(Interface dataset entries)
+++
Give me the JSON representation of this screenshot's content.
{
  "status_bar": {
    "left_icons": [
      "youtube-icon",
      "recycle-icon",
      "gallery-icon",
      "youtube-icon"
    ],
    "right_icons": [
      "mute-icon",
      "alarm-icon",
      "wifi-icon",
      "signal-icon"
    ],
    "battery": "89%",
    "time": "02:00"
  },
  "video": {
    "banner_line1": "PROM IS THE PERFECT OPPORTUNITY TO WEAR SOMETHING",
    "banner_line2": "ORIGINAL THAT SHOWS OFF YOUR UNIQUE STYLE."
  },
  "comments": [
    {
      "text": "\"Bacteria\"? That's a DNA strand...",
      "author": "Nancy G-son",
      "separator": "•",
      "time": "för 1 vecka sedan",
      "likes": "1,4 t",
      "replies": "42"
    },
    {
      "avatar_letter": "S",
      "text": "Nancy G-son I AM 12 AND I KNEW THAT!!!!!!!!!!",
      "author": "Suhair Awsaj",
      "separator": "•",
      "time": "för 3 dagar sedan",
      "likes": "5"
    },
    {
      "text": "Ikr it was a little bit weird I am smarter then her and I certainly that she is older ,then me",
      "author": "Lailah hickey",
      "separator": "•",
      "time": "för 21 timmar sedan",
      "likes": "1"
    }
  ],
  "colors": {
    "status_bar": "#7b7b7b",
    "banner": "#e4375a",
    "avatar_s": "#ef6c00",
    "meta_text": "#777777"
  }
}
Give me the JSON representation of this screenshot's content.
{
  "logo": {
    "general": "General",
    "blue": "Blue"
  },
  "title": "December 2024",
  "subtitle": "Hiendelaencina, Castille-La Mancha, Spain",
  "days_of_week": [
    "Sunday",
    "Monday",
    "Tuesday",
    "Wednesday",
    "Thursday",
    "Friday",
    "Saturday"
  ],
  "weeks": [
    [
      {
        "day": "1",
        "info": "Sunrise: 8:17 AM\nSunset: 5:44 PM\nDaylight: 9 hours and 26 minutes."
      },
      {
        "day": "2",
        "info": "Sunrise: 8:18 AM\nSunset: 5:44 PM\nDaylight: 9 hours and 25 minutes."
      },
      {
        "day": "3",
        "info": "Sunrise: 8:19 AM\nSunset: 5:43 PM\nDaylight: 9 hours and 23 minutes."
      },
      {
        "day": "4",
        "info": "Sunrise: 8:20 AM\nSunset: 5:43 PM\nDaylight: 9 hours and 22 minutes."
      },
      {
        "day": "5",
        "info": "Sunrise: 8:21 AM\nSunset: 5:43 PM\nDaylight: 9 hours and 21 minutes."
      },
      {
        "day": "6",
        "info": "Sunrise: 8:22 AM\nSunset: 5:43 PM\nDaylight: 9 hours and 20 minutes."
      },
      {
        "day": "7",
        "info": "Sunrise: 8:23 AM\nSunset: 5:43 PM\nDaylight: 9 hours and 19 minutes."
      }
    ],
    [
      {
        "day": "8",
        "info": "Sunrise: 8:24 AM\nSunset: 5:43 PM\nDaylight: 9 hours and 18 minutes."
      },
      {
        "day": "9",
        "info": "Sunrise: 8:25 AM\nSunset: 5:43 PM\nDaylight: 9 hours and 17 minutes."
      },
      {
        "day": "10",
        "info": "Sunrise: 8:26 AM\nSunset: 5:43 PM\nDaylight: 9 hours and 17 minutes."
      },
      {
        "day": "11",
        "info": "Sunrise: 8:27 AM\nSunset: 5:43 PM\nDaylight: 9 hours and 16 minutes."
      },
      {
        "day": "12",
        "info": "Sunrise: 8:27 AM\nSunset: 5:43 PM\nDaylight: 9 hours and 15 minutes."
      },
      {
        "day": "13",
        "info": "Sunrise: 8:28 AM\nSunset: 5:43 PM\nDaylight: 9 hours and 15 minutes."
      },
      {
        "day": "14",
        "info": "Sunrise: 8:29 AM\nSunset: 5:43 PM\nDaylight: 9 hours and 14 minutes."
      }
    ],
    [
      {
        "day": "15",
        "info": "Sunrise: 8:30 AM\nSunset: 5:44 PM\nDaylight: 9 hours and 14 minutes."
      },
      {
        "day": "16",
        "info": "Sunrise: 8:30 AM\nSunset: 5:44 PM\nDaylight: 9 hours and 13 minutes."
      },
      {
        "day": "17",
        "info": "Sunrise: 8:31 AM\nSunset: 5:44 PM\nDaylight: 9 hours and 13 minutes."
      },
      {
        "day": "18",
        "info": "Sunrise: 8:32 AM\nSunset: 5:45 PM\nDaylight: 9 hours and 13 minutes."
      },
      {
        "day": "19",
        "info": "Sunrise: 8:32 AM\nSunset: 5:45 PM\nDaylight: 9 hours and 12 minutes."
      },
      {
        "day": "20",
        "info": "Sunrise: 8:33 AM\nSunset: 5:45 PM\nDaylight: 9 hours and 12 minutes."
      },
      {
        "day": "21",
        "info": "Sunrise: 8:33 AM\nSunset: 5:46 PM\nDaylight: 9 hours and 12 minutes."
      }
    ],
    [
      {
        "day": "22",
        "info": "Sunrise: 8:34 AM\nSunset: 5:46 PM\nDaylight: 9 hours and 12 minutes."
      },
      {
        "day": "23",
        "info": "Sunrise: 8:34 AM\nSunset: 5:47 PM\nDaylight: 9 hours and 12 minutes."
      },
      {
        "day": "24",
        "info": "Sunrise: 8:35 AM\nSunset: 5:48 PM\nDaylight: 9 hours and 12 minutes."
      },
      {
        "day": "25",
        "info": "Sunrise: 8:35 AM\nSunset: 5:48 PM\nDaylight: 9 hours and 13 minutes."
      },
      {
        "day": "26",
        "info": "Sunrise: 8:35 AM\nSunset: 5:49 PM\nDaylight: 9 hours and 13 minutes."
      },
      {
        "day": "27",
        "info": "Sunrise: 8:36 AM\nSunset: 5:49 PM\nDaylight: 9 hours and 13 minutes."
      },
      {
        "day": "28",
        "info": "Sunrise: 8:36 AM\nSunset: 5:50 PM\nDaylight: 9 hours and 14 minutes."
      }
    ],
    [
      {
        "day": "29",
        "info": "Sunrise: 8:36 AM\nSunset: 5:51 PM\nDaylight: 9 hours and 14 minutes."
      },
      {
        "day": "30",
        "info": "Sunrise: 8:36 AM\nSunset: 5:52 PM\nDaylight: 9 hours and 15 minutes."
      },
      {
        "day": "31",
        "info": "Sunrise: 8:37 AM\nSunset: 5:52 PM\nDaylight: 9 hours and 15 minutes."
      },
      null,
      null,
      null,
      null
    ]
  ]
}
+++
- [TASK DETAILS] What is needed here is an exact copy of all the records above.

- [OUTPUT BELOW]
Give me the JSON representation of this screenshot's content.
{
  "status_bar": {
    "left_icons": [
      "youtube-icon",
      "recycle-icon",
      "gallery-icon",
      "youtube-icon"
    ],
    "right_icons": [
      "mute-icon",
      "alarm-icon",
      "wifi-icon",
      "signal-icon"
    ],
    "battery": "89%",
    "time": "02:00"
  },
  "video": {
    "banner_line1": "PROM IS THE PERFECT OPPORTUNITY TO WEAR SOMETHING",
    "banner_line2": "ORIGINAL THAT SHOWS OFF YOUR UNIQUE STYLE."
  },
  "comments": [
    {
      "text": "\"Bacteria\"? That's a DNA strand...",
      "author": "Nancy G-son",
      "separator": "•",
      "time": "för 1 vecka sedan",
      "likes": "1,4 t",
      "replies": "42"
    },
    {
      "avatar_letter": "S",
      "text": "Nancy G-son I AM 12 AND I KNEW THAT!!!!!!!!!!",
      "author": "Suhair Awsaj",
      "separator": "•",
      "time": "för 3 dagar sedan",
      "likes": "5"
    },
    {
      "text": "Ikr it was a little bit weird I am smarter then her and I certainly that she is older ,then me",
      "author": "Lailah hickey",
      "separator": "•",
      "time": "för 21 timmar sedan",
      "likes": "1"
    }
  ],
  "colors": {
    "status_bar": "#7b7b7b",
    "banner": "#e4375a",
    "avatar_s": "#ef6c00",
    "meta_text": "#777777"
  }
}
Give me the JSON representation of this screenshot's content.
{
  "logo": {
    "general": "General",
    "blue": "Blue"
  },
  "title": "December 2024",
  "subtitle": "Hiendelaencina, Castille-La Mancha, Spain",
  "days_of_week": [
    "Sunday",
    "Monday",
    "Tuesday",
    "Wednesday",
    "Thursday",
    "Friday",
    "Saturday"
  ],
  "weeks": [
    [
      {
        "day": "1",
        "info": "Sunrise: 8:17 AM\nSunset: 5:44 PM\nDaylight: 9 hours and 26 minutes."
      },
      {
        "day": "2",
        "info": "Sunrise: 8:18 AM\nSunset: 5:44 PM\nDaylight: 9 hours and 25 minutes."
      },
      {
        "day": "3",
        "info": "Sunrise: 8:19 AM\nSunset: 5:43 PM\nDaylight: 9 hours and 23 minutes."
      },
      {
        "day": "4",
        "info": "Sunrise: 8:20 AM\nSunset: 5:43 PM\nDaylight: 9 hours and 22 minutes."
      },
      {
        "day": "5",
        "info": "Sunrise: 8:21 AM\nSunset: 5:43 PM\nDaylight: 9 hours and 21 minutes."
      },
      {
        "day": "6",
        "info": "Sunrise: 8:22 AM\nSunset: 5:43 PM\nDaylight: 9 hours and 20 minutes."
      },
      {
        "day": "7",
        "info": "Sunrise: 8:23 AM\nSunset: 5:43 PM\nDaylight: 9 hours and 19 minutes."
      }
    ],
    [
      {
        "day": "8",
        "info": "Sunrise: 8:24 AM\nSunset: 5:43 PM\nDaylight: 9 hours and 18 minutes."
      },
      {
        "day": "9",
        "info": "Sunrise: 8:25 AM\nSunset: 5:43 PM\nDaylight: 9 hours and 17 minutes."
      },
      {
        "day": "10",
        "info": "Sunrise: 8:26 AM\nSunset: 5:43 PM\nDaylight: 9 hours and 17 minutes."
      },
      {
        "day": "11",
        "info": "Sunrise: 8:27 AM\nSunset: 5:43 PM\nDaylight: 9 hours and 16 minutes."
      },
      {
        "day": "12",
        "info": "Sunrise: 8:27 AM\nSunset: 5:43 PM\nDaylight: 9 hours and 15 minutes."
      },
      {
        "day": "13",
        "info": "Sunrise: 8:28 AM\nSunset: 5:43 PM\nDaylight: 9 hours and 15 minutes."
      },
      {
        "day": "14",
        "info": "Sunrise: 8:29 AM\nSunset: 5:43 PM\nDaylight: 9 hours and 14 minutes."
      }
    ],
    [
      {
        "day": "15",
        "info": "Sunrise: 8:30 AM\nSunset: 5:44 PM\nDaylight: 9 hours and 14 minutes."
      },
      {
        "day": "16",
        "info": "Sunrise: 8:30 AM\nSunset: 5:44 PM\nDaylight: 9 hours and 13 minutes."
      },
      {
        "day": "17",
        "info": "Sunrise: 8:31 AM\nSunset: 5:44 PM\nDaylight: 9 hours and 13 minutes."
      },
      {
        "day": "18",
        "info": "Sunrise: 8:32 AM\nSunset: 5:45 PM\nDaylight: 9 hours and 13 minutes."
      },
      {
        "day": "19",
        "info": "Sunrise: 8:32 AM\nSunset: 5:45 PM\nDaylight: 9 hours and 12 minutes."
      },
      {
        "day": "20",
        "info": "Sunrise: 8:33 AM\nSunset: 5:45 PM\nDaylight: 9 hours and 12 minutes."
      },
      {
        "day": "21",
        "info": "Sunrise: 8:33 AM\nSunset: 5:46 PM\nDaylight: 9 hours and 12 minutes."
      }
    ],
    [
      {
        "day": "22",
        "info": "Sunrise: 8:34 AM\nSunset: 5:46 PM\nDaylight: 9 hours and 12 minutes."
      },
      {
        "day": "23",
        "info": "Sunrise: 8:34 AM\nSunset: 5:47 PM\nDaylight: 9 hours and 12 minutes."
      },
      {
        "day": "24",
        "info": "Sunrise: 8:35 AM\nSunset: 5:48 PM\nDaylight: 9 hours and 12 minutes."
      },
      {
        "day": "25",
        "info": "Sunrise: 8:35 AM\nSunset: 5:48 PM\nDaylight: 9 hours and 13 minutes."
      },
      {
        "day": "26",
        "info": "Sunrise: 8:35 AM\nSunset: 5:49 PM\nDaylight: 9 hours and 13 minutes."
      },
      {
        "day": "27",
        "info": "Sunrise: 8:36 AM\nSunset: 5:49 PM\nDaylight: 9 hours and 13 minutes."
      },
      {
        "day": "28",
        "info": "Sunrise: 8:36 AM\nSunset: 5:50 PM\nDaylight: 9 hours and 14 minutes."
      }
    ],
    [
      {
        "day": "29",
        "info": "Sunrise: 8:36 AM\nSunset: 5:51 PM\nDaylight: 9 hours and 14 minutes."
      },
      {
        "day": "30",
        "info": "Sunrise: 8:36 AM\nSunset: 5:52 PM\nDaylight: 9 hours and 15 minutes."
      },
      {
        "day": "31",
        "info": "Sunrise: 8:37 AM\nSunset: 5:52 PM\nDaylight: 9 hours and 15 minutes."
      },
      null,
      null,
      null,
      null
    ]
  ]
}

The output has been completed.